--- START ---

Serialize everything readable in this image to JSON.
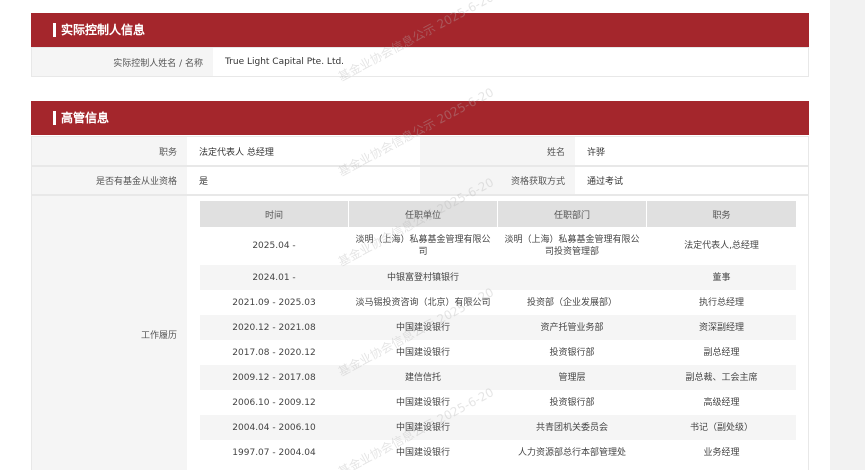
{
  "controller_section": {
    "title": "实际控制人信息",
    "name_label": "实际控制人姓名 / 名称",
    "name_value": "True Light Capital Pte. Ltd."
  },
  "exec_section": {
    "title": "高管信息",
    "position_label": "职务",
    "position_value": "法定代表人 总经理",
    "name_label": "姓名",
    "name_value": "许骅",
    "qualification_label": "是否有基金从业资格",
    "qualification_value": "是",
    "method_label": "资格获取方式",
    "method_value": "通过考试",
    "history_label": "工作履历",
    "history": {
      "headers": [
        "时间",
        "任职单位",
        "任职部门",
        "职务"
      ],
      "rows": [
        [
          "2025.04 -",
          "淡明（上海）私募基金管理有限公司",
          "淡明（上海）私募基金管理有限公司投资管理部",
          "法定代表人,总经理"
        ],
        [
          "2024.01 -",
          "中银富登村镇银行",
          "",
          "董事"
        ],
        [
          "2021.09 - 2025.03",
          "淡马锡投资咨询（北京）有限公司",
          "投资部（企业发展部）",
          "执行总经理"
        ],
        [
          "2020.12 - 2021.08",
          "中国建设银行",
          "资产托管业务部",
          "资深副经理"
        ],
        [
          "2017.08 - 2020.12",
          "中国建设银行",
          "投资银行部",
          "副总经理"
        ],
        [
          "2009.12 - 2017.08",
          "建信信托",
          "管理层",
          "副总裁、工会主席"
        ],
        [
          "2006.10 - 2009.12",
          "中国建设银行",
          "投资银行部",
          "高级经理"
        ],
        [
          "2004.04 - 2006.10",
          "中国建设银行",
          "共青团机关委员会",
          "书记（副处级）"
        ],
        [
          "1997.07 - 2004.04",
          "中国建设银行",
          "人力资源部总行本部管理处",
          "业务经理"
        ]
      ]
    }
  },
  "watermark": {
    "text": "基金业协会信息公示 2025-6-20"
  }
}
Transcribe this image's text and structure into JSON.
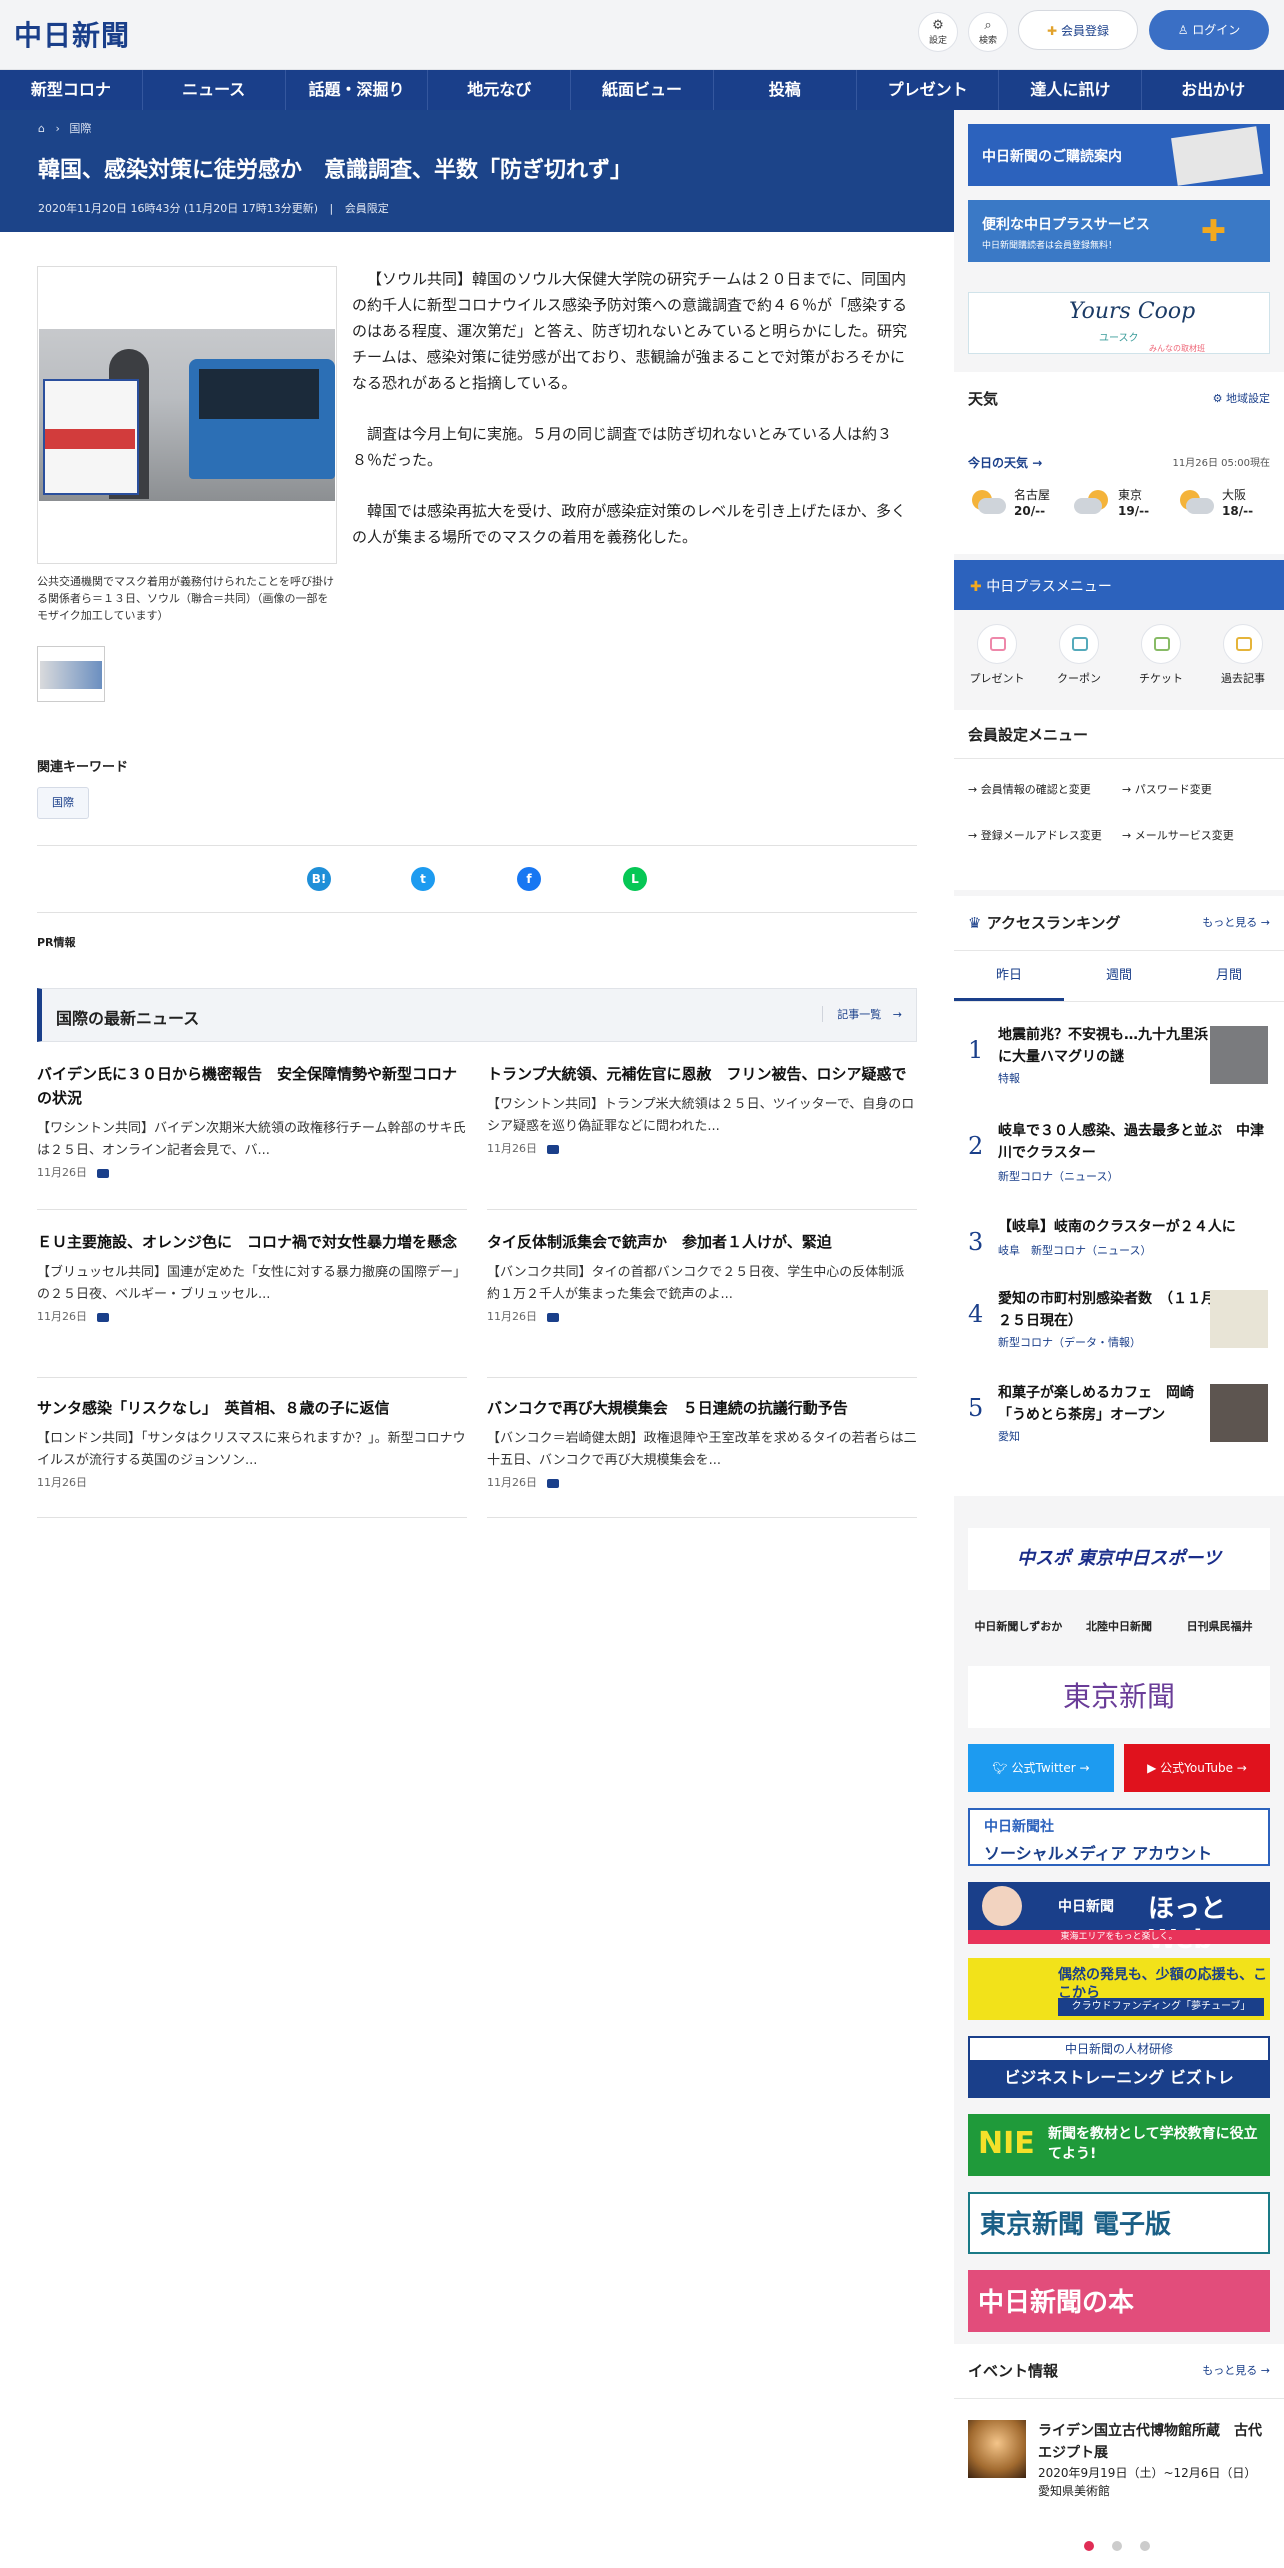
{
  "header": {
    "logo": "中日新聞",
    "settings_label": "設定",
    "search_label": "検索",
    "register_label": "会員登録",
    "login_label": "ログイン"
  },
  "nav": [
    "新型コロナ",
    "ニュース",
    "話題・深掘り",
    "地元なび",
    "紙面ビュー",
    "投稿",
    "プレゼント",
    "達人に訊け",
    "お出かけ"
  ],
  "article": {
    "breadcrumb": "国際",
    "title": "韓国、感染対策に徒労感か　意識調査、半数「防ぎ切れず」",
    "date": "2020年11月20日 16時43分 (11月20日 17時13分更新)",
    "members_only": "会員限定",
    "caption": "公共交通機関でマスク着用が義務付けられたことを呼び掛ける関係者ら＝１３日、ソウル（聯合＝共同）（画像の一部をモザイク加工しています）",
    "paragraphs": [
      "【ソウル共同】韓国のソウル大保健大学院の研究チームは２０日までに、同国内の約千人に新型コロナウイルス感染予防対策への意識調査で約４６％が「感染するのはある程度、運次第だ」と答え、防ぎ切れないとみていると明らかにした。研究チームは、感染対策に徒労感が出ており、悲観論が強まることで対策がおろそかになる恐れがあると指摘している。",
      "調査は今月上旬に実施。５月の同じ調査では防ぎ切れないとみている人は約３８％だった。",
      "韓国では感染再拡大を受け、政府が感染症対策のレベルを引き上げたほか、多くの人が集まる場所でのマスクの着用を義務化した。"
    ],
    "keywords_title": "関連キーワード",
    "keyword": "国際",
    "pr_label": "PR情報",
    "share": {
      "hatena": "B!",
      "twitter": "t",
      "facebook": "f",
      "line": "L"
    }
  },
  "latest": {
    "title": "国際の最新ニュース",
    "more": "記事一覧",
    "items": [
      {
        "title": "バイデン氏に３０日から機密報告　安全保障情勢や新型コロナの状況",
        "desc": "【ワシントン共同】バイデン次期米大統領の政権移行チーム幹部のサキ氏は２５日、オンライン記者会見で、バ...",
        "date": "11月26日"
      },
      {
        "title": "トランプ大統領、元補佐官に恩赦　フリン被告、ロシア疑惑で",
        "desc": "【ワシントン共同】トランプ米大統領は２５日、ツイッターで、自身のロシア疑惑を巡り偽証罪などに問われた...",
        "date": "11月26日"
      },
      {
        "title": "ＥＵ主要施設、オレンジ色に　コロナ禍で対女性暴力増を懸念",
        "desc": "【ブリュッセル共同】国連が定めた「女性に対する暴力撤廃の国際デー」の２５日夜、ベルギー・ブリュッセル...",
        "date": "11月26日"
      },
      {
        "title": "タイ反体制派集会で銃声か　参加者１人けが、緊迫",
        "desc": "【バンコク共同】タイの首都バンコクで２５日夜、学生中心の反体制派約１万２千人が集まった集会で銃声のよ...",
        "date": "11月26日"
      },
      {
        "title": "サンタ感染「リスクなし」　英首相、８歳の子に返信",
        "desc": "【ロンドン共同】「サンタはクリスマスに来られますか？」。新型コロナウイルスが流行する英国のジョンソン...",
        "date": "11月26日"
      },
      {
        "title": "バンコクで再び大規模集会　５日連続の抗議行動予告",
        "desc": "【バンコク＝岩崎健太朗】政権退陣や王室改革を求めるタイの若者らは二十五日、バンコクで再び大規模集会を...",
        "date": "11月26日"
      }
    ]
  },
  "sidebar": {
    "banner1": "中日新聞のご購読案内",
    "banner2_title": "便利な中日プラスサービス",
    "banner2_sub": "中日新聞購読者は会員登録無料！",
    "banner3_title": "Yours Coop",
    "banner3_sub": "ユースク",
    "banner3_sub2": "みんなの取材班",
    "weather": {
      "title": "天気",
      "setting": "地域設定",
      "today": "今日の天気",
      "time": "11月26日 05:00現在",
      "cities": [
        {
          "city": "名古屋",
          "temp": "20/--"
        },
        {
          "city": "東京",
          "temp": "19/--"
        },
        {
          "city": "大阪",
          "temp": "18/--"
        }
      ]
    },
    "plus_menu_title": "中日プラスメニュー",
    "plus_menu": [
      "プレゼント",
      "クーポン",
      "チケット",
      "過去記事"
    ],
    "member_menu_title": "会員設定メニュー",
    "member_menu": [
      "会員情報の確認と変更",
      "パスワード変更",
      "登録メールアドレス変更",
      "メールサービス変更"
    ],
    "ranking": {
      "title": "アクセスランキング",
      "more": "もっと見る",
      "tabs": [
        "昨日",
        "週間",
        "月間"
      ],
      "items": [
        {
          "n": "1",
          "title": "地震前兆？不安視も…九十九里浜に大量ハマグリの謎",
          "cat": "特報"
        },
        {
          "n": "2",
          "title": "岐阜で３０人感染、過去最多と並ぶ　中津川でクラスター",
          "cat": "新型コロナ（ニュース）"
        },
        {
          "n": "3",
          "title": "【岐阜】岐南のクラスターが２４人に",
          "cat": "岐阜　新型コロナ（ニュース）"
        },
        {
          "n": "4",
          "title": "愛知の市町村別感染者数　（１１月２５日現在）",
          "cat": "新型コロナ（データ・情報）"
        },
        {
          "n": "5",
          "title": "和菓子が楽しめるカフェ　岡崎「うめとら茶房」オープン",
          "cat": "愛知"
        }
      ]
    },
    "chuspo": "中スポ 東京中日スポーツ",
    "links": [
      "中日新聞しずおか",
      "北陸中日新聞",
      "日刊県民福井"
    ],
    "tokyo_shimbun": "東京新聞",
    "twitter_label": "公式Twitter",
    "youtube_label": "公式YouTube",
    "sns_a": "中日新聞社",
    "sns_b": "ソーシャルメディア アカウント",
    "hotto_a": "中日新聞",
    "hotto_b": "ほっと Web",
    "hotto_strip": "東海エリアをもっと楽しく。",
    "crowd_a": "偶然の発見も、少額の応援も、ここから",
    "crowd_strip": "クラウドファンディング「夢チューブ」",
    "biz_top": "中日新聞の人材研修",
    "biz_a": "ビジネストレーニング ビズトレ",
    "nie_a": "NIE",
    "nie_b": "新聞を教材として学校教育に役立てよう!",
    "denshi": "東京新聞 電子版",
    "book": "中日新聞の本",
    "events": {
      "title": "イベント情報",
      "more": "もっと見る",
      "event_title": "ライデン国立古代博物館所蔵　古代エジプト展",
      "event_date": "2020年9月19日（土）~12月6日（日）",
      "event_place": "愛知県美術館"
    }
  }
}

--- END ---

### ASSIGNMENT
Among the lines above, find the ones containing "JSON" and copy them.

### SOLUTION FOR THIS TASK
Serialize everything readable in this image to JSON.
Transcribe this image's text and structure into JSON.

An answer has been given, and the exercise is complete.